New initiative at Dublin Airport supports the Irish national energy grid
Dublin Airport makes a positive contribution to the national energy grid, using its own power generators when wind energy cannot generate enough electricity.
Dublin Airport is supporting two EirGrid schemes designed to meet the challenges of operating Ireland’s electricity system in a sustainable manner.
EirGrid, the state-owned company that manages and operates electrical infrastructure across the island of Ireland, has partnered with EnerNOC, a subsidiary of the ENEL Group, to run the two schemes.
The first scheme is called Demand Side Unit (DSU), which is implemented when there is an issue with wind supply to create electricity. In this instance Dublin Airport relies on its own generators to create electricity thereby reducing the airport’s electricity demands on the national grid for up to an hour at a time.
The second programme, called ‘Delivering a Secure, Sustainable Electricity System’ (DS3), operates on the same premise for shorter periods, in some cases for seconds or minutes at a time.

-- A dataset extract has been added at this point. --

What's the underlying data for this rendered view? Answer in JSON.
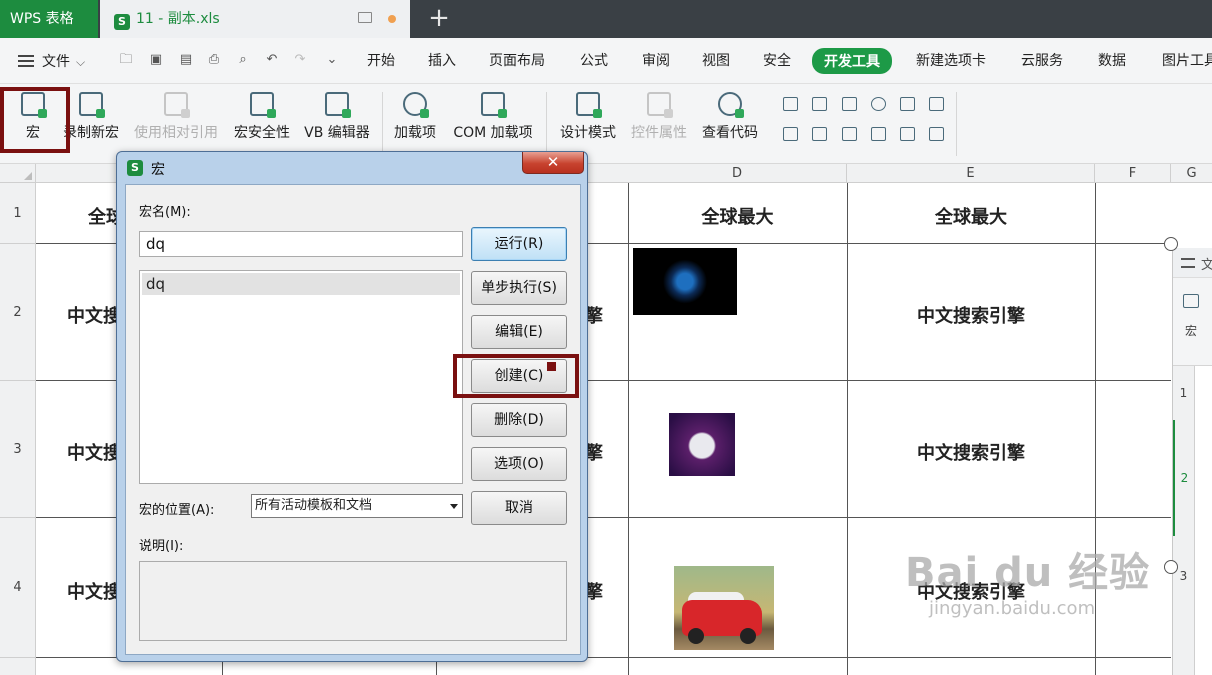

Dublin Airport Managing Director, Vincent Harrison, said: “Dublin Airport is delighted to support EirGrid in this important initiative to protect the sustainable supply of electricity on the island of Ireland. As Dublin Airport continues to grow we are committed to contributing in a positive way to the environment.”

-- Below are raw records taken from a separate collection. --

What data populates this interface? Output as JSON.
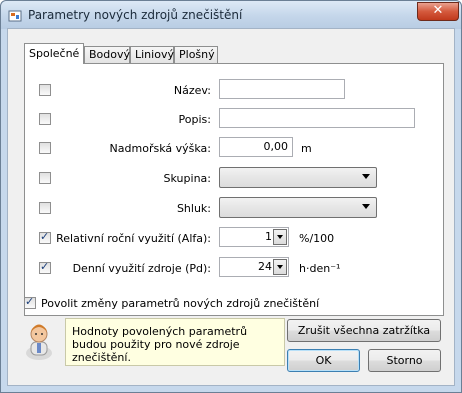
{
  "window": {
    "title": "Parametry nových zdrojů znečištění",
    "close_glyph": "✕"
  },
  "tabs": [
    {
      "label": "Společné",
      "active": true
    },
    {
      "label": "Bodový",
      "active": false
    },
    {
      "label": "Liniový",
      "active": false
    },
    {
      "label": "Plošný",
      "active": false
    }
  ],
  "fields": {
    "nazev": {
      "label": "Název:",
      "value": "",
      "checked": false
    },
    "popis": {
      "label": "Popis:",
      "value": "",
      "checked": false
    },
    "vyska": {
      "label": "Nadmořská výška:",
      "value": "0,00",
      "unit": "m",
      "checked": false
    },
    "skupina": {
      "label": "Skupina:",
      "value": "",
      "checked": false
    },
    "shluk": {
      "label": "Shluk:",
      "value": "",
      "checked": false
    },
    "alfa": {
      "label": "Relativní roční využití  (Alfa):",
      "value": "1",
      "unit": "%/100",
      "checked": true
    },
    "pd": {
      "label": "Denní využití zdroje (Pd):",
      "value": "24",
      "unit": "h·den⁻¹",
      "checked": true
    }
  },
  "allow_changes": {
    "label": "Povolit změny parametrů nových zdrojů znečištění",
    "checked": true
  },
  "info_text": "Hodnoty povolených parametrů budou použity pro nové zdroje znečištění.",
  "buttons": {
    "clear_all": "Zrušit všechna zatržítka",
    "ok": "OK",
    "cancel": "Storno"
  }
}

The ability to access these two schemes with EirGrid and EnerNoc (and its global parent company the ENEL Group) offers Dublin Airport the opportunity to leverage critical technical knowledge that in turn helps it to develop capital investment plans and project proposals that help in the development of more sustainable long-term infrastructure plans.
EU targets require Ireland to ensure 16 per cent of the country’s total energy consumption comes from renewable energy sources by 2020.
In the last five years, Dublin Airport has reduced its primary energy consumption by a cumulative value of 9,285,011kWh. This is equivalent to the average yearly usage of about 500 standard semi-detached houses. Around 20 per cent of the airport’s vehicle fleet have been upgraded to low-emission vehicles (LEVs) and a further five per cent are hybrid vehicles. In the last 10 years, water consumption per passenger has reduced by 26.8 litres. That’s the equivalent of filling almost 10 million baths.
More than 6.5 million passengers have travelled through Dublin Airport in the first three months of 2019, representing an eight per cent increase, or an extra 460,000 passengers, compared to the same period in 2018.